“The likelihood is the General Assembly is going to look at the two congressional districts that flipped from red to blue, the 6th and 7th, and one of them will be made much more Republican and one of them will be made much more Democratic,” he said.
Shepherd said the portion of the 6th District that’s in DeKalb County is what gives McBath her edge now. Whether the Republican leadership in the General Assembly choose to put more Republicans in McBath’s district or in the 7th, held by U.S Rep. Carolyn Bourdeaux, D-Gwinnett County, remains to be seen.
GOP BREAKFAST: Gov. Brian Kemp will speak at the Cobb GOP breakfast on Saturday. It’s a nice book end for Shepherd’s last meeting as party chair. Kemp spoke at Shepherd's first meeting as chair when Kemp announced his run for governor of Georgia.
The term-limited Shepherd is running for state party chair in the state GOP convention on June 5.
Meanwhile, there are three candidates who are vying to replace him at the county convention a week from Saturday: Dr. Lisa Adkins of Kennesaw, first vice chair for the 11th Congressional District; Pamela Alayon of east Cobb, the Cobb GOP's vice chair of membership; and Salleigh Grubbs of Marietta, who runs a manufacturing-related company in Fulton County. There are more than 500 delegates who will have the opportunity to select one of the three women at the April 17 convention.

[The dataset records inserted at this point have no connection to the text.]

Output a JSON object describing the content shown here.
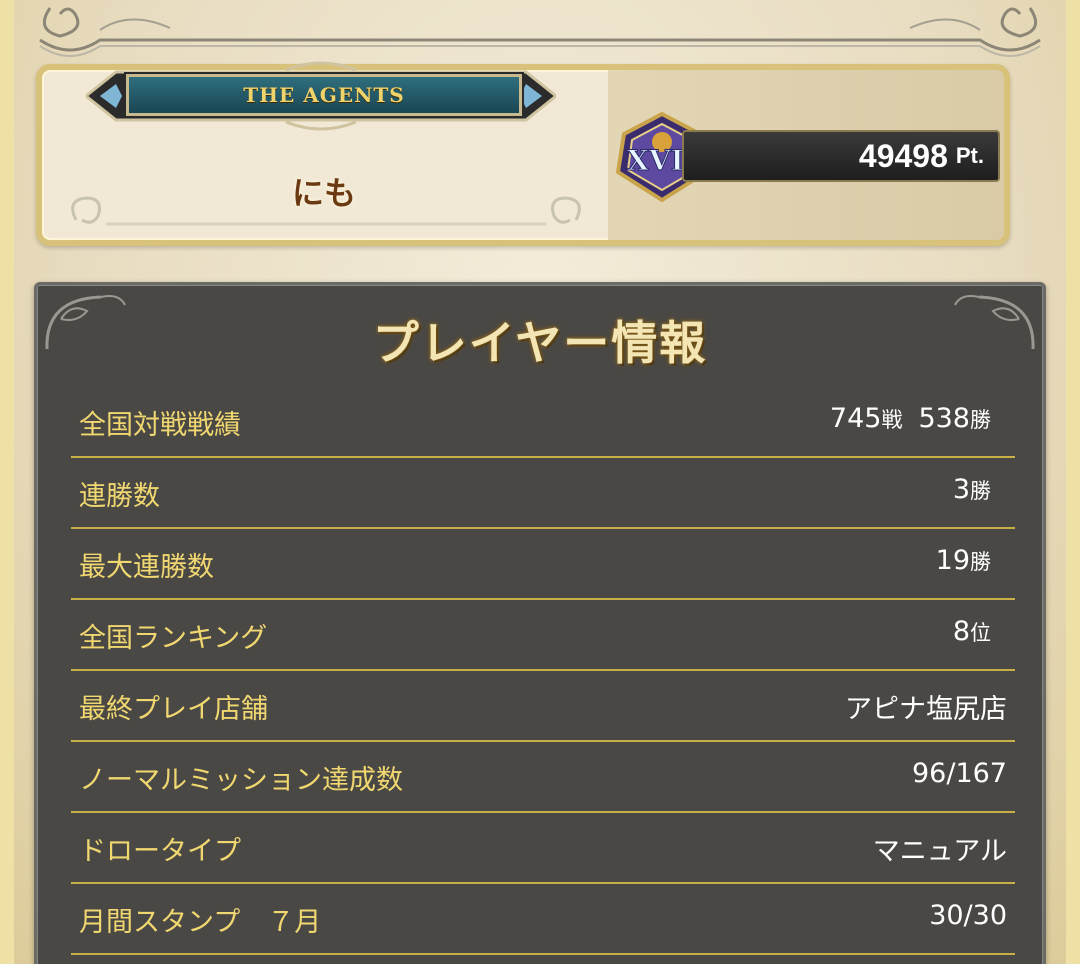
{
  "profile": {
    "team_name": "THE AGENTS",
    "player_name": "にも",
    "rank_numeral": "XVII",
    "score": "49498",
    "score_unit": "Pt."
  },
  "panel": {
    "title": "プレイヤー情報"
  },
  "rows": {
    "national_record": {
      "label": "全国対戦戦績",
      "battles": "745",
      "battles_unit": "戦",
      "wins": "538",
      "wins_unit": "勝"
    },
    "win_streak": {
      "label": "連勝数",
      "value": "3",
      "unit": "勝"
    },
    "max_win_streak": {
      "label": "最大連勝数",
      "value": "19",
      "unit": "勝"
    },
    "national_ranking": {
      "label": "全国ランキング",
      "value": "8",
      "unit": "位"
    },
    "last_store": {
      "label": "最終プレイ店舗",
      "value": "アピナ塩尻店"
    },
    "normal_missions": {
      "label": "ノーマルミッション達成数",
      "value": "96/167"
    },
    "draw_type": {
      "label": "ドロータイプ",
      "value": "マニュアル"
    },
    "monthly_stamp": {
      "label": "月間スタンプ　７月",
      "value": "30/30"
    }
  },
  "colors": {
    "panel_bg": "#4a4845",
    "label_gold": "#f0d770",
    "divider_gold": "#c8b046",
    "name_brown": "#6b3a12"
  }
}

“I think it’s a toss up," Shepherd said. "I’m pretty confident that it’s going to go to a second ballot with no one getting 50% plus one on the first one. People have been trying to handicap it, but all three candidates have been able to build pretty strong coalitions."
EVICTIONS AND THE SHERIFF: When the MDJ last checked on the evictions situation in Cobb in early January, there were some 800 on the docket. That number has jumped to about 1,800 as of the end of March, according to Cobb County Sheriff’s Office spokesperson Saba Long.
A Centers for Disease Control-issued eviction moratorium has effectively put a stop to hardship-based evictions. For the most part, those who are behind on rent because they've lost income due to the pandemic are protected, though the amount they owe grows with each passing month. Activists have repeatedly warned of an incoming eviction tsunami that will occur when the moratorium expires, although that day has been repeatedly delayed, and is now scheduled for the end of June.
Michael Register, the sheriff's chief of staff, explained the role their office plays in evictions in a recent interview with the MDJ.
“The sheriff’s office is involved in the eviction process by going out and serving the writ,” Register said. “I hope no one thinks that anybody in the sheriff’s office takes any pleasure in going out and doing an eviction. … From the sheriff on down, it just happens to be part of the mission set for the (office). They go out, they … serve the writ, and they do it with compassion, but they also ensure after the writ is served that the eviction process proceeds in an orderly and safe manner.”
Sheriff Craig Owens told the MDJ the manner in which evictions are carried out has implications for his office.
“What’s the last impression these families are going to have, (who’s) the last person they see? It’s the sheriff’s office,” he said. "Now, in these young kids, and these teenagers that we … may unfortunately have to evict, the stigma they have against us from that point is nothing but negativity … (If) we’re putting mom and dad out of the house and your furniture’s sitting on the side of the street, the last thing we need is a deputy standing there as you’re doing that. That’s the last thought they’re going to have … They’re not going to like us from that point.”
Owens floated some ideas, like distributing gift cards to the families they evict or finding them a storage unit where they can keep their property for a couple days while they figure things out.
Long floated others.
“Having that many people evicted is also a public safety concern, so he has been very particular, the sheriff has, around making sure that eviction groups are engaged on the eviction side of the process. Is there a church that you can go to? Is there housing that can be provided for a couple of days while you figure out … next steps? Are there job opportunities?”